It's time for students to take out their notebooks to copy down equations and definitions of angular displacement, velocity, and acceleration. My students are operating under the expectation that they must write down key points from the presentation. This expectation of how to take notes has been outlined and ingrained in their learning since freshman year. Because these are AP students, how they organize their notes (notebook, binder, etc.) is a decision the individual student gets to make. I assume at this point in their high school careers they have an established system to stay organized.
I display the angular speed & acceleration notes (also available as a PowerPoint) to help the students understand what they need to write down. I have a hard copy of the slides in my hands as I circulate throughout the room, which includes notes (viewable when the PPT file is downloaded). These notes help me to stay focused and ensure I mention the highlights as we progress through each slide. I usually have a lot of interaction with my students throughout the presentation. The students ask questions, participate in solving any examples, and connect to real-world situations to stay engaged the entire time.

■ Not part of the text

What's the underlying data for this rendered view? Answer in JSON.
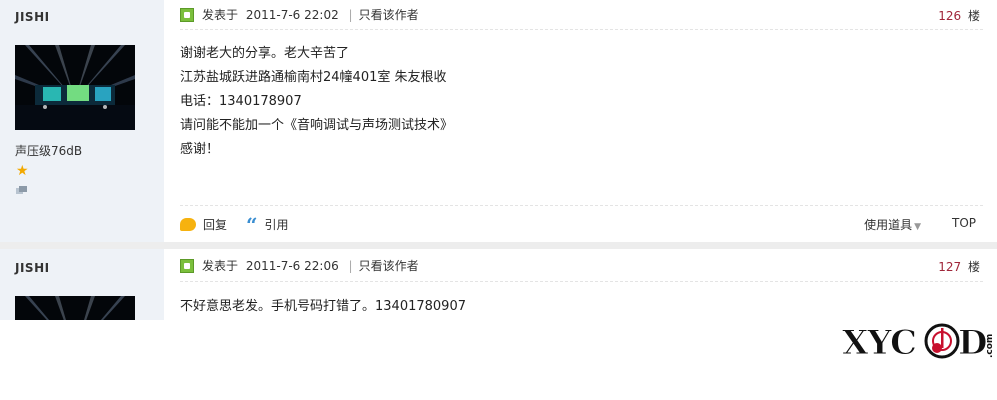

The specific goal of these notes is to define angular position, angular velocity, and angular acceleration. Also, while students are often familiar with radians, degrees, and revolutions, they have often forgotten the conversion factors, so we spend some time discussing that as well. The notes start by defining each quantity with equations and pictures. Then, the students can apply these definitions as we work through several examples. Before I provide the solution to each example, I give students several minutes to read and think about the problem (individually or with those seated near them). Then, I ask students to contribute information as I walk them through the solution.
As closure and an informal summative assessment, students have the rest of the class to start tonight's homework from our textbook. The assessment is summative as it includes use of linear motion concepts that were learned earlier in the school year. I call it informal because I don't want students to get nervous that it will count as a quiz or test grade. Since my goal is to assess their level of understanding and use of prior knowledge, I will collect and grade the assignment for accuracy at the start of the next class meeting. Not only do I want to give students personalized feedback on this homework assignment, I also want to check the pacing of the course and make sure my students are ready to move on to the next lesson.
Students can move to sit near peers that they'd like to work with on today's homework. This is an assignment that needs to be completed by each student on a separate sheet of paper, although they may use those seated around them as a resource while working in class, as I encourage collaboration. The problems that I choose are specifically asking students to calculate arc length, angular displacement, angular velocity, and angular acceleration. While most of the questions are straight forward since these are brand new concepts for the students, some do require students to convert between revolutions, degrees, and radians.
This is our closure activity for today and it's meant to have students apply their newly learned knowledge from the paired reading activity. I am also trying to take a step towards a flipped classroom. I like students to have me as a resource when they work through problems, and I think it helps them build confidence. In the past I've attempted to do entire class periods of a full flipped classroom, but it's hard to hold the students accountable for digesting the needed material. I find that a combination of work time (that lasts right up until the bell rings) and in-class learning best fits the needs of my students.